**Supplied data**
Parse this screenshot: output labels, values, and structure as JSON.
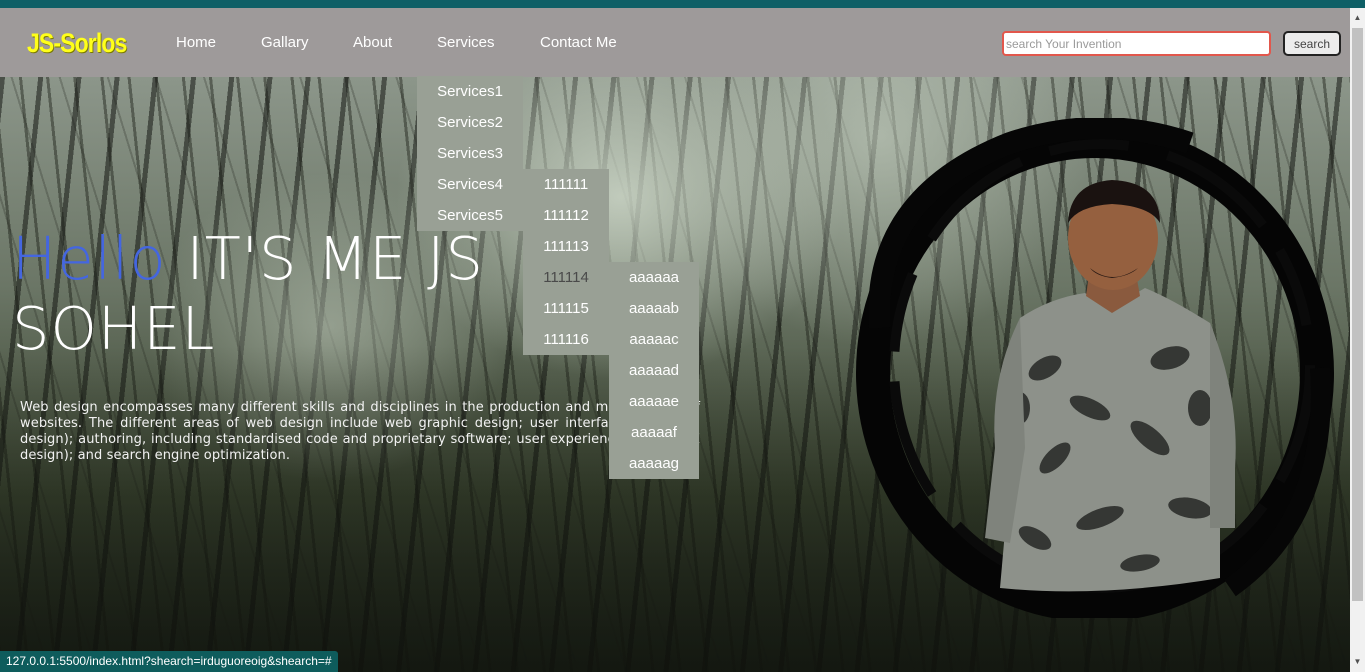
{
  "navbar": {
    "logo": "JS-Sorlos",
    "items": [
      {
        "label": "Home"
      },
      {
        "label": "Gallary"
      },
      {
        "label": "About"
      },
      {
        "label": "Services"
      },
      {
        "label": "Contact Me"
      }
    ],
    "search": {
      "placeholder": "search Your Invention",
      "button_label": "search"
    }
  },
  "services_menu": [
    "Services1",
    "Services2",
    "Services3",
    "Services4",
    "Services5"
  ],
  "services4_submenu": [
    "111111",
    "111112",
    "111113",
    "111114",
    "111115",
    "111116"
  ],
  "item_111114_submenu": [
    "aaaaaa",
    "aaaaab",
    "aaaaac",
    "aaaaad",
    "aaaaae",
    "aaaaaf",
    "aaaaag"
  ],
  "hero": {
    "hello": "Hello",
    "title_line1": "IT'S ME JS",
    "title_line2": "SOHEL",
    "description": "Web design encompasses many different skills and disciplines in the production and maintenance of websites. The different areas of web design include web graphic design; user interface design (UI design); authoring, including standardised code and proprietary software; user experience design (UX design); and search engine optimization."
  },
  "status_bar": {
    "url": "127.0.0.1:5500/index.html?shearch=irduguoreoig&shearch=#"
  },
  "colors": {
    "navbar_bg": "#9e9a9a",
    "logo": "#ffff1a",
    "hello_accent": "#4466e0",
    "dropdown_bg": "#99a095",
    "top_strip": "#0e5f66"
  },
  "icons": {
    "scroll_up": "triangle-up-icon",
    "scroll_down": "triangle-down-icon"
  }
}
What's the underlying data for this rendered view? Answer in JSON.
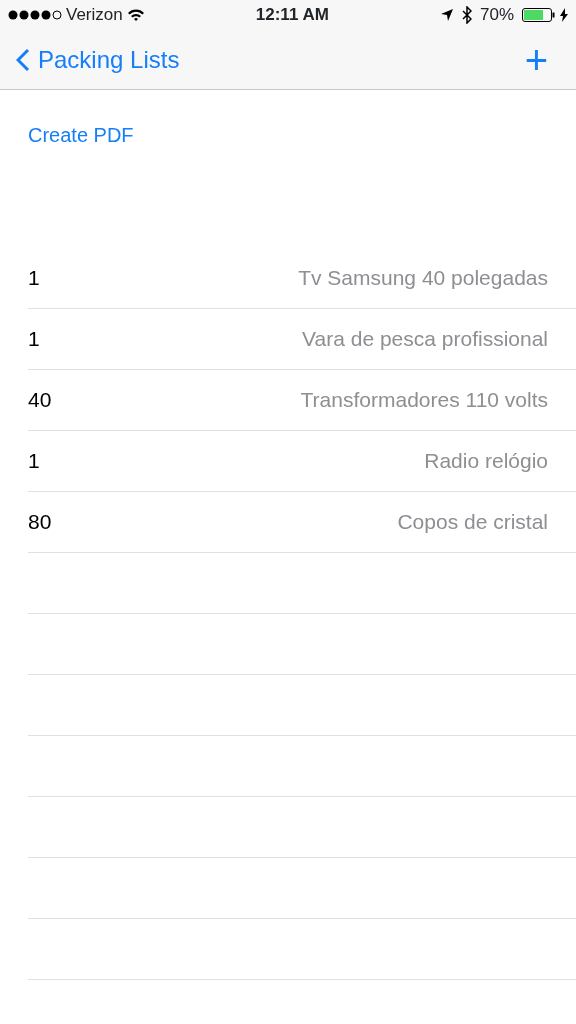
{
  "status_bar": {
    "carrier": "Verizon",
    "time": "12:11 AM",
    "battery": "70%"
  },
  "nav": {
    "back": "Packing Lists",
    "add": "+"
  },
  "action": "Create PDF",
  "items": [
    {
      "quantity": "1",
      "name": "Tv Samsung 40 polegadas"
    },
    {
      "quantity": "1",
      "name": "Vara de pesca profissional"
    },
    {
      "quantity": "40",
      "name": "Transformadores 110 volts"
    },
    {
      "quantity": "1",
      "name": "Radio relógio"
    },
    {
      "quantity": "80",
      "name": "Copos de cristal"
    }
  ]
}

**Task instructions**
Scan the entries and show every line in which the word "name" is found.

**Response**
      "name": "Tv Samsung 40 polegadas"
      "name": "Vara de pesca profissional"
      "name": "Transformadores 110 volts"
      "name": "Radio relógio"
      "name": "Copos de cristal"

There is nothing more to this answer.